Time to Snag an Agent
It's really exciting to have polished up a manuscript and to be ready to take that big next step: finding an agent who will pitch your work to publishers and help develop your career.
Agents are eager for good work they can sell (after all, that's how they make their living). But why, then, are they so incredibly hard to reach? Why do they rarely ask to see your actual manuscript? Why do most of them not even bother responding to queries?
Because so many new writers approach agents before the work--the whole package, really--is ready.
How's a new writer supposed to know when the project and the pitch are fully formed? In my last post, I wrote about a client who'd started approaching agents and was getting lackluster responses. Turns out her query wasn't the problem, as she'd thought, but that she hadn't figured out her genre. This meant that her query letter was off base, and she was sending it to agents who weren't a good fit for her work.
Beyond writing a great book and query letter, there's other work that needs to be done in order to attract an agent's attention. You need killer opening pages that fit your genre as well as the themes and structure of your book. You need a great one-liner, as well as a compelling paragraph and one-pager about your work. But do you know what your core themes really are — and are you presenting them in a way that makes them seem relevant to today's readers?
You need to take all that information and use it to put together a simple, accurate, and sizzling hot query that an agent can get excited about. Your goal is to get them to ask you for a partial or full manuscript.
But what good is any of that if you're pitching the wrong agents? How do you know what kind of agent is right for you and your personality? How do you know if they are right for your particular book or future books? You don't want just any old agent. Do they have a work style that fits your preferences and a track record that matches your career goals?
It can all be a bit overwhelming. I've had some noteworthy experiences of my own (embarrassing, straight-up weird, satisfying, frustrating). I've learned a lot after publishing five books and working with three agents for my own writing (not to mention the agents and editors I've worked with through my writing clients, book collaborations, and ghostwriting jobs).

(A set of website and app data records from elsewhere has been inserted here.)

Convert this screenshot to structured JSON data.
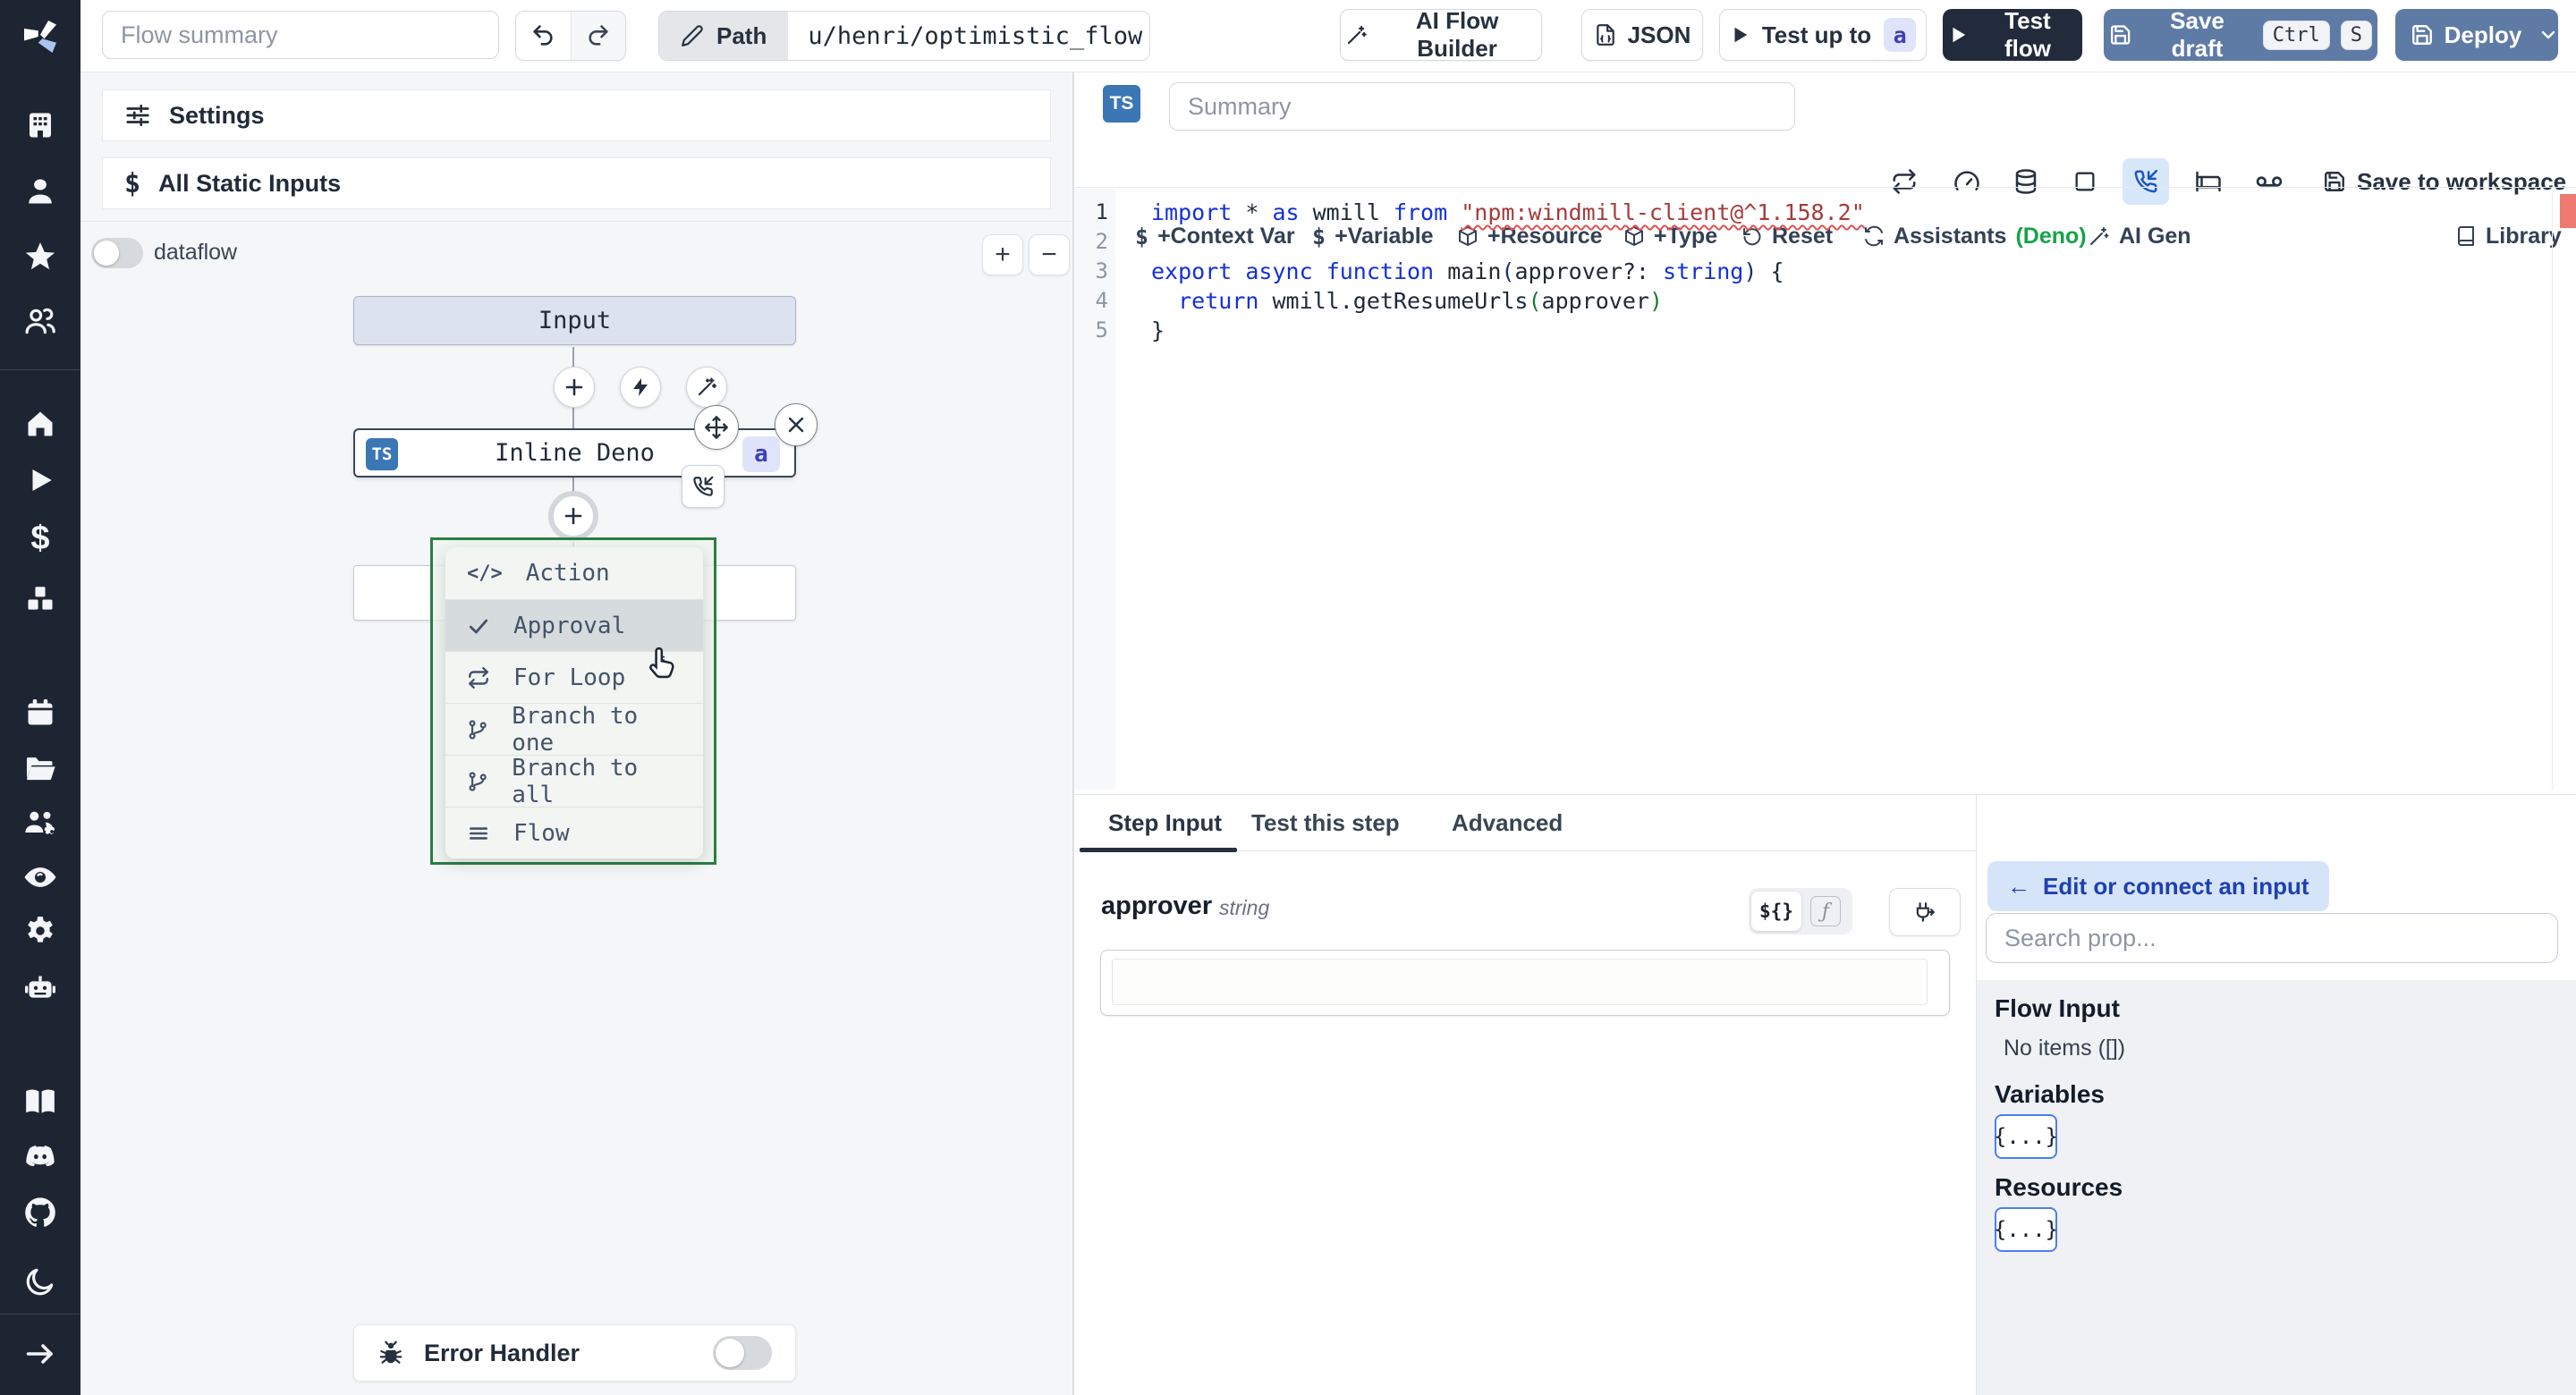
{
  "topbar": {
    "summary_placeholder": "Flow summary",
    "path_label": "Path",
    "path_value": "u/henri/optimistic_flow",
    "ai_flow_builder": "AI Flow Builder",
    "json": "JSON",
    "test_up_to": "Test up to",
    "test_up_to_badge": "a",
    "test_flow": "Test flow",
    "save_draft": "Save draft",
    "kbd_ctrl": "Ctrl",
    "kbd_s": "S",
    "deploy": "Deploy"
  },
  "sidebar": {
    "icons": [
      "windmill-logo",
      "buildings",
      "user",
      "star",
      "user-group",
      "home",
      "play",
      "dollar",
      "boxes",
      "calendar",
      "folder-open",
      "users-gear",
      "eye",
      "gear",
      "robot",
      "book-open",
      "discord",
      "github",
      "moon",
      "expand-arrow"
    ]
  },
  "flow_panel": {
    "settings": "Settings",
    "all_static_inputs": "All Static Inputs",
    "dataflow": "dataflow",
    "zoom_in": "+",
    "zoom_out": "−",
    "input_node": "Input",
    "step_node": {
      "badge": "TS",
      "label": "Inline Deno",
      "suffix": "a"
    },
    "insert_menu": {
      "items": [
        {
          "icon": "code-icon",
          "label": "Action"
        },
        {
          "icon": "check-icon",
          "label": "Approval"
        },
        {
          "icon": "repeat-icon",
          "label": "For Loop"
        },
        {
          "icon": "branch-icon",
          "label": "Branch to one"
        },
        {
          "icon": "branch-icon",
          "label": "Branch to all"
        },
        {
          "icon": "menu-icon",
          "label": "Flow"
        }
      ]
    },
    "error_handler": "Error Handler"
  },
  "editor": {
    "badge": "TS",
    "summary_placeholder": "Summary",
    "save_to_workspace": "Save to workspace",
    "status_color": "#48d06a",
    "toolbar": {
      "context_var": "+Context Var",
      "variable": "+Variable",
      "resource": "+Resource",
      "type": "+Type",
      "reset": "Reset",
      "assistants": "Assistants",
      "assistants_suffix": "(Deno)",
      "assistants_suffix_color": "#15a34a",
      "ai_gen": "AI Gen",
      "library": "Library"
    },
    "code": {
      "line_numbers": [
        "1",
        "2",
        "3",
        "4",
        "5"
      ],
      "lines": [
        [
          {
            "t": "import",
            "c": "kw"
          },
          {
            "t": " * ",
            "c": "pl"
          },
          {
            "t": "as",
            "c": "kw"
          },
          {
            "t": " wmill ",
            "c": "pl"
          },
          {
            "t": "from",
            "c": "kw"
          },
          {
            "t": " ",
            "c": "pl"
          },
          {
            "t": "\"npm:windmill-client@^1.158.2\"",
            "c": "se"
          }
        ],
        [],
        [
          {
            "t": "export",
            "c": "kw"
          },
          {
            "t": " ",
            "c": "pl"
          },
          {
            "t": "async",
            "c": "kw"
          },
          {
            "t": " ",
            "c": "pl"
          },
          {
            "t": "function",
            "c": "kw"
          },
          {
            "t": " ",
            "c": "pl"
          },
          {
            "t": "main",
            "c": "fn"
          },
          {
            "t": "(",
            "c": "pa"
          },
          {
            "t": "approver?: ",
            "c": "pl"
          },
          {
            "t": "string",
            "c": "kw"
          },
          {
            "t": ")",
            "c": "pa"
          },
          {
            "t": " {",
            "c": "pl"
          }
        ],
        [
          {
            "t": "  ",
            "c": "pl"
          },
          {
            "t": "return",
            "c": "kw"
          },
          {
            "t": " wmill.getResumeUrls",
            "c": "pl"
          },
          {
            "t": "(",
            "c": "pb"
          },
          {
            "t": "approver",
            "c": "pl"
          },
          {
            "t": ")",
            "c": "pb"
          }
        ],
        [
          {
            "t": "}",
            "c": "pl"
          }
        ]
      ]
    }
  },
  "step_panel": {
    "tabs": [
      "Step Input",
      "Test this step",
      "Advanced"
    ],
    "field": {
      "name": "approver",
      "type": "string",
      "value": ""
    },
    "toggle": {
      "expr": "${}",
      "fn": "ƒ"
    }
  },
  "connect_panel": {
    "back_arrow": "←",
    "back": "Edit or connect an input",
    "search_placeholder": "Search prop...",
    "flow_input": {
      "title": "Flow Input",
      "empty": "No items ([])"
    },
    "variables": {
      "title": "Variables",
      "expander": "{...}"
    },
    "resources": {
      "title": "Resources",
      "expander": "{...}"
    }
  }
}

For instance, I learned that even if an agent has a great sales record, if s/he is flakey in terms of communication, it's going to drive me crazy. It was only after that happened to me that I understood I needed to figure out my priorities and take into account feelings and preferences as well as business acumen. I now have an agent that I adore and a rock-solid strategy (including goal-finding exercises, tracking spreadsheets, one-liner prompts) that I can use again if I have to.
The pitching process doesn't have to be painful. You just have to think all the steps through carefully. And if you figure out how to use the process to your advantage, you'll vastly increase the chances of seeing your book on the shelves one day.